- 0 Shares
Teaching fair business practices to the commissioner of a North American sports league is sort of like bringing in William Safire to teach proper grammar to a group of third graders.
It's not that there's nothing valuable to impart. It's that for these guys, the rules don't all apply just yet.
We've allowed these leagues -- we're looking at you, NFL, NHL, MLB, NBA and yes, even you the NCAA -- to play business at a third grade level long enough. If an adult ran a government granted monopoly or cartel, you might take issue with it. If a third grader did, however, you might not only think it's cute, but practically ingenious. "Joey isn't playing by the rules yet, honey, but can you believe it, a cartel!"
So it only figures that this week, when Jim Balsillie, the guy who runs the company that makes Blackberry's (not the fruit, the crack), tried to swoop in and buy the bankrupt Phoenix Coyotes, the heads of other leagues threw their support behind NHL Commish Gary Bettman.
Sure, the deal has some quirks to it. Coyotes owner Jerry Moyes is running red ink elsewhere in his business formerly-known-as-an-empire, and he's taking a Canadian bailout, for all intents and purposes.
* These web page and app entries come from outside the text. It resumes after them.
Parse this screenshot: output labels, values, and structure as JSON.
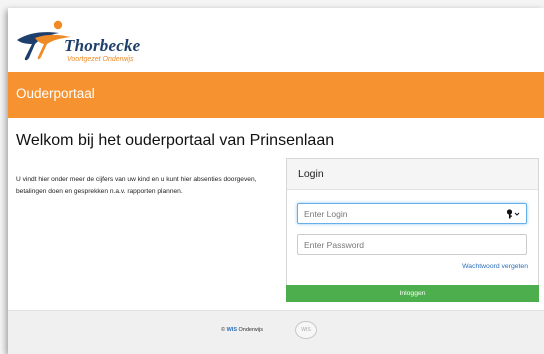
{
  "brand": {
    "name": "Thorbecke",
    "subtitle": "Voortgezet Onderwijs",
    "accent_color": "#f6922f",
    "logo_icon": "thorbecke-logo-icon"
  },
  "band": {
    "title": "Ouderportaal"
  },
  "welcome": {
    "heading": "Welkom bij het ouderportaal van Prinsenlaan",
    "intro": "U vindt hier onder meer de cijfers van uw kind en u kunt hier absenties doorgeven, betalingen doen en gesprekken n.a.v. rapporten plannen."
  },
  "login": {
    "title": "Login",
    "login_placeholder": "Enter Login",
    "login_value": "",
    "password_placeholder": "Enter Password",
    "password_value": "",
    "key_icon": "key-icon",
    "forgot_label": "Wachtwoord vergeten",
    "submit_label": "Inloggen",
    "submit_color": "#4cae4c"
  },
  "footer": {
    "copyright_symbol": "©",
    "brand": "WIS",
    "brand_suffix": "Onderwijs",
    "badge": "WIS"
  }
}
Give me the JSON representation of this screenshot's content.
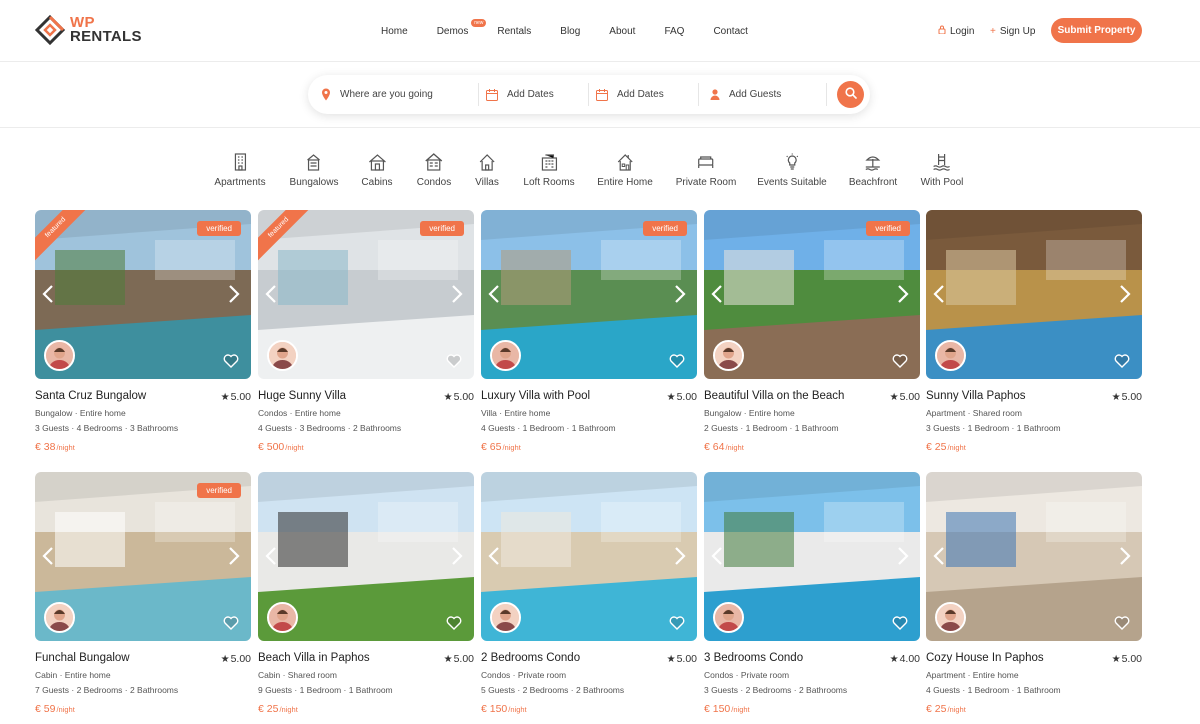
{
  "brand": {
    "logo_line1": "WP",
    "logo_line2": "RENTALS",
    "accent_color": "#f0744a"
  },
  "nav": [
    {
      "label": "Home"
    },
    {
      "label": "Demos",
      "badge": "new"
    },
    {
      "label": "Rentals"
    },
    {
      "label": "Blog"
    },
    {
      "label": "About"
    },
    {
      "label": "FAQ"
    },
    {
      "label": "Contact"
    }
  ],
  "auth": {
    "login_label": "Login",
    "login_icon": "lock-icon",
    "signup_label": "Sign Up",
    "signup_icon": "plus-icon",
    "submit_label": "Submit Property"
  },
  "search": {
    "location_placeholder": "Where are you going",
    "checkin_placeholder": "Add Dates",
    "checkout_placeholder": "Add Dates",
    "guests_placeholder": "Add Guests",
    "search_icon": "search-icon"
  },
  "categories": [
    {
      "label": "Apartments",
      "icon": "apartment-icon"
    },
    {
      "label": "Bungalows",
      "icon": "bungalow-icon"
    },
    {
      "label": "Cabins",
      "icon": "cabin-icon"
    },
    {
      "label": "Condos",
      "icon": "condo-icon"
    },
    {
      "label": "Villas",
      "icon": "villa-icon"
    },
    {
      "label": "Loft Rooms",
      "icon": "loft-icon"
    },
    {
      "label": "Entire Home",
      "icon": "entire-home-icon"
    },
    {
      "label": "Private Room",
      "icon": "private-room-icon"
    },
    {
      "label": "Events Suitable",
      "icon": "events-icon"
    },
    {
      "label": "Beachfront",
      "icon": "beachfront-icon"
    },
    {
      "label": "With Pool",
      "icon": "pool-icon"
    }
  ],
  "listings": [
    {
      "title": "Santa Cruz Bungalow",
      "rating": "5.00",
      "type": "Bungalow · Entire home",
      "meta": "3 Guests · 4 Bedrooms · 3 Bathrooms",
      "price": "€ 38",
      "per": "/night",
      "featured": "featured",
      "verified": "verified"
    },
    {
      "title": "Huge Sunny Villa",
      "rating": "5.00",
      "type": "Condos · Entire home",
      "meta": "4 Guests · 3 Bedrooms · 2 Bathrooms",
      "price": "€ 500",
      "per": "/night",
      "featured": "featured",
      "verified": "verified"
    },
    {
      "title": "Luxury Villa with Pool",
      "rating": "5.00",
      "type": "Villa · Entire home",
      "meta": "4 Guests · 1 Bedroom · 1 Bathroom",
      "price": "€ 65",
      "per": "/night",
      "featured": "",
      "verified": "verified"
    },
    {
      "title": "Beautiful Villa on the Beach",
      "rating": "5.00",
      "type": "Bungalow · Entire home",
      "meta": "2 Guests · 1 Bedroom · 1 Bathroom",
      "price": "€ 64",
      "per": "/night",
      "featured": "",
      "verified": "verified"
    },
    {
      "title": "Sunny Villa Paphos",
      "rating": "5.00",
      "type": "Apartment · Shared room",
      "meta": "3 Guests · 1 Bedroom · 1 Bathroom",
      "price": "€ 25",
      "per": "/night",
      "featured": "",
      "verified": ""
    },
    {
      "title": "Funchal Bungalow",
      "rating": "5.00",
      "type": "Cabin · Entire home",
      "meta": "7 Guests · 2 Bedrooms · 2 Bathrooms",
      "price": "€ 59",
      "per": "/night",
      "featured": "",
      "verified": "verified"
    },
    {
      "title": "Beach Villa in Paphos",
      "rating": "5.00",
      "type": "Cabin · Shared room",
      "meta": "9 Guests · 1 Bedroom · 1 Bathroom",
      "price": "€ 25",
      "per": "/night",
      "featured": "",
      "verified": ""
    },
    {
      "title": "2 Bedrooms Condo",
      "rating": "5.00",
      "type": "Condos · Private room",
      "meta": "5 Guests · 2 Bedrooms · 2 Bathrooms",
      "price": "€ 150",
      "per": "/night",
      "featured": "",
      "verified": ""
    },
    {
      "title": "3 Bedrooms Condo",
      "rating": "4.00",
      "type": "Condos · Private room",
      "meta": "3 Guests · 2 Bedrooms · 2 Bathrooms",
      "price": "€ 150",
      "per": "/night",
      "featured": "",
      "verified": ""
    },
    {
      "title": "Cozy House In Paphos",
      "rating": "5.00",
      "type": "Apartment · Entire home",
      "meta": "4 Guests · 1 Bedroom · 1 Bathroom",
      "price": "€ 25",
      "per": "/night",
      "featured": "",
      "verified": ""
    }
  ]
}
But it's still ostensibly his team to sell. Of course, it was Bettman's oversight that allowed the league to vastly over-expand in the first place, and strip good Canadian homes such as Quebec (Colorado) and Winnipeg (Phoenix) of their franchises so the NHL could bask in some temporary Southern comfort. Problem is, southern franchises like Nashville, the Florida teams and Phoenix have been running red ink for years, and now rely on a salary capped league and other machinations to pay the bills. In Phoenix, apparently bills haven't been paid at all. And the fans are admittedly apathetic.
Lest you think sending the Coyotes to Hamilton, Ontario (pop: roughly 500,000) is such a bad thing, a charity act running in the face of sound business, check out the current ESPN The Magazine. You'll see that in Bettman's league, the best TV deals the league has in terms of total value are for Candadian-based TV networks! The three-year Versus deal ($217.5) million is less than the current pact with the CBC ($550 million) and not much more on a gross level than the 6-year TSN pact ($200 million).
For a league that supports 417 players earning a million bucks a year -- compared to 432 in MLB and 372 in the NBA, leagues where the TV contracts go well into the billions -- you'd think the NHL would want to at least give a bad franchise a chance to succeed. This isn't highway robbery with a splash of public extortion like David Stern and Clay Bennett pulled in Seattle, it's a model that was flawed to begin with.
You'd think the league would re-connect with some good sense. Or better yet, its roots.
But that's if you played by normal business rules. In pro sports, antitrust laws and all those other annoying little maxims that the rest of us subscribe to are more like good grammar to a third grader. You could use it -- if you knew what it was.
Wimbledon Centre Court gets a roof.
What do you do if you're an Australian millionaire who blows $1.5 million at the card table in 43 minutes? Sue the casino.
In China, on the sports fields, there is no word for recession.
You can take their water, but not the Aussie's hurdle races.
When drug testers show, bodybuilders bolt.